Problem details - If a line in the data below includes the string "with", please return a copy of it.

Data -
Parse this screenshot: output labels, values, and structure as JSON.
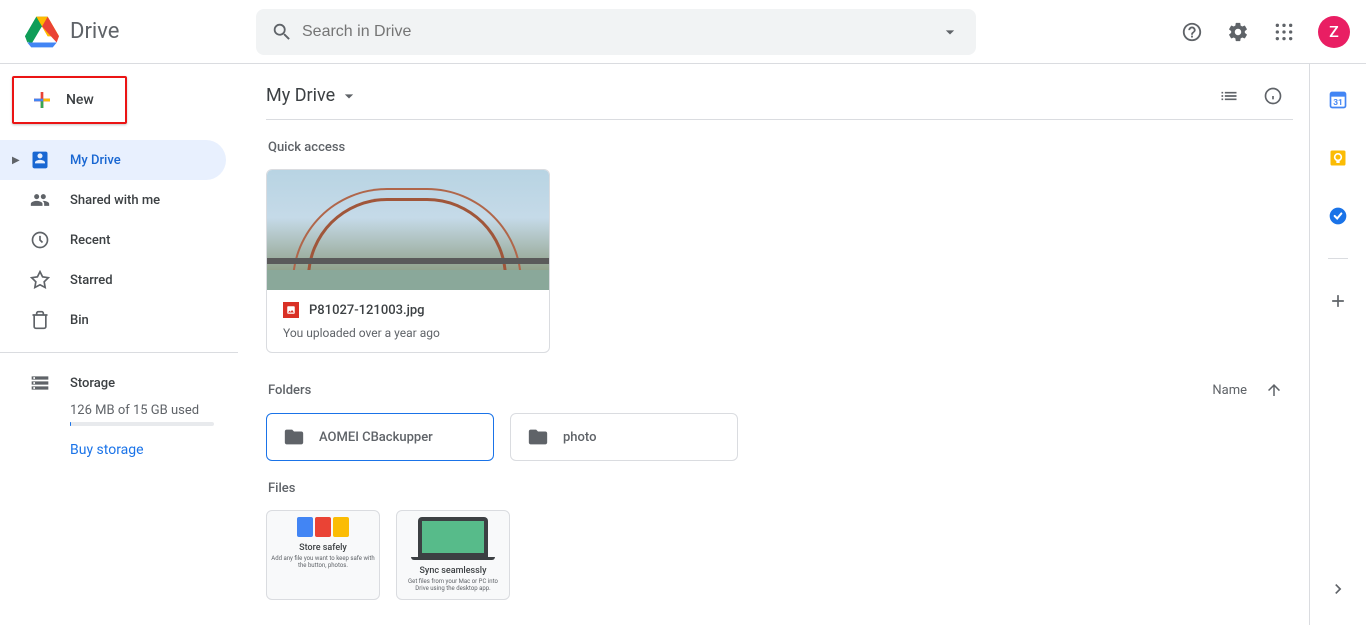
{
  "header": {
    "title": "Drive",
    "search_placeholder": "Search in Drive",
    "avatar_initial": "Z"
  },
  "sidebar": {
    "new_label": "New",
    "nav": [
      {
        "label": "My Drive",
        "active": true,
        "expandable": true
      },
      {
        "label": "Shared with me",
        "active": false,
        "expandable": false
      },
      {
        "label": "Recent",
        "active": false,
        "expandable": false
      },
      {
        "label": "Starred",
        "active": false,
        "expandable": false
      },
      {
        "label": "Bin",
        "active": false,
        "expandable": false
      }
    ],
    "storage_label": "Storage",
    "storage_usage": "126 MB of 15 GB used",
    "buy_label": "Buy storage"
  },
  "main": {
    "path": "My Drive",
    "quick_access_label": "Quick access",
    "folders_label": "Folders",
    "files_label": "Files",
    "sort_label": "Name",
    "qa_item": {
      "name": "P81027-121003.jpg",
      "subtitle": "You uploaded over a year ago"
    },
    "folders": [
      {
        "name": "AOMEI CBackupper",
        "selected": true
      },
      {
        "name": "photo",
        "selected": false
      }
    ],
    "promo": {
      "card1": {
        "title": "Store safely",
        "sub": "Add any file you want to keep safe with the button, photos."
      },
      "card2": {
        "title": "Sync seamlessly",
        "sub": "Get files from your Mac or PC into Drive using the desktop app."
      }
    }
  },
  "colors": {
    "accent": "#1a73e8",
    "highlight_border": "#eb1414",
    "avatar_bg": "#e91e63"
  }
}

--

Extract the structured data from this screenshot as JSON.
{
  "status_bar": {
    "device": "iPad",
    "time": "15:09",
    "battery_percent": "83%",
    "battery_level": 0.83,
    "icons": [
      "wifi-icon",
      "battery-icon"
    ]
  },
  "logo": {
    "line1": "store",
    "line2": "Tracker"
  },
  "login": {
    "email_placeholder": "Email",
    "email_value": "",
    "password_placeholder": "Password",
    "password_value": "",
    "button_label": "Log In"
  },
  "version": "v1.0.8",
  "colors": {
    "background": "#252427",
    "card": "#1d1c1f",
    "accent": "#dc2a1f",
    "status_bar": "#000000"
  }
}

Response area -
        "label": "Shared with me",
        "sub": "Add any file you want to keep safe with the button, photos."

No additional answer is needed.